Many people today are talking about the loss of our freedoms and working opportunities. Loss of financial options. Loss of trust in the government, the banking system, the schools.
And while loss is loss no matter how we cut it, those of us who lose loved ones suffer the most. And as the first anniversary of my father’s passing loomed, I found myself getting more angry, depressed and tearful.
At first, I didn’t know what to do. I thought I was past it.
I have tried so hard to be positive, to look at the loss directly by blogging and writing my upcoming books on living fully.
Yesterday, it came to me. My tears are something to be grateful for. Tears are telling me about me, the “me” I rarely look at. The “me” that was created before I really had words or the ability to think logically about the world around me. Tears were my infantile method of releasing stress. Thank God for releasing stress!
But as an adult, tears can create stress. Tears are embarrassing. Others want to help and they can bring me a glass of water, cup of tea or coffee. They can give me a shoulder to cry on. They can reassure me that everything is going to be all right. But still the tears flow.
And letting the tears flow yesterday, I remembered what I learned some months ago. It’s what to do when life gets hard. It’s Be GReaT. (BGRT.)
I noticed that there was a way I often got through my crises. They became more manageable with four simple steps.
1. Breathing to center into my body and allow it to relax.
2. Giving thanks and/or service to others who are in pain.
3. Reflecting on the lessons and gifts that always follow a trial.
4. Treating the problem with precise tools once those tools were identified.
But first, one might have to deal with tears. You see, this infant whose tears are flowing out of an adult’s face needs to know there is a way past the tears. In my childhood, it might have been a sweet treat, a bottle, a funny face Dad made, a kiss on the sore spot, a blanket or plush toy, or a loving affirmation.
Today, that child inside can still hurt and feel tremendous loss. Today, I want to recognize that child’s pain, frustration or fear of abandonment. I want to let it cry to relieve the stress. Then I offer a plan. He can Be GReaT. He can
Breathe and relax.
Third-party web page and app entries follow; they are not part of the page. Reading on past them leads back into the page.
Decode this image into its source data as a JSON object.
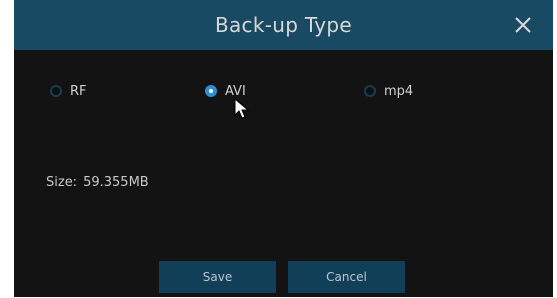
{
  "dialog": {
    "title": "Back-up Type",
    "close_icon": "close-icon",
    "options": [
      {
        "label": "RF",
        "checked": false
      },
      {
        "label": "AVI",
        "checked": true
      },
      {
        "label": "mp4",
        "checked": false
      }
    ],
    "size_label": "Size:",
    "size_value": "59.355MB",
    "save_label": "Save",
    "cancel_label": "Cancel"
  },
  "colors": {
    "title_bar": "#194a63",
    "panel": "#131313",
    "button": "#123f58",
    "radio_checked": "#2f8fd4"
  }
}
Give, taking the focus off of his anguish
Reflect on what’s coming next- it’s going to be great
Treat the problem like an empowered adult.
One step at a time, but he will get there and he will be great.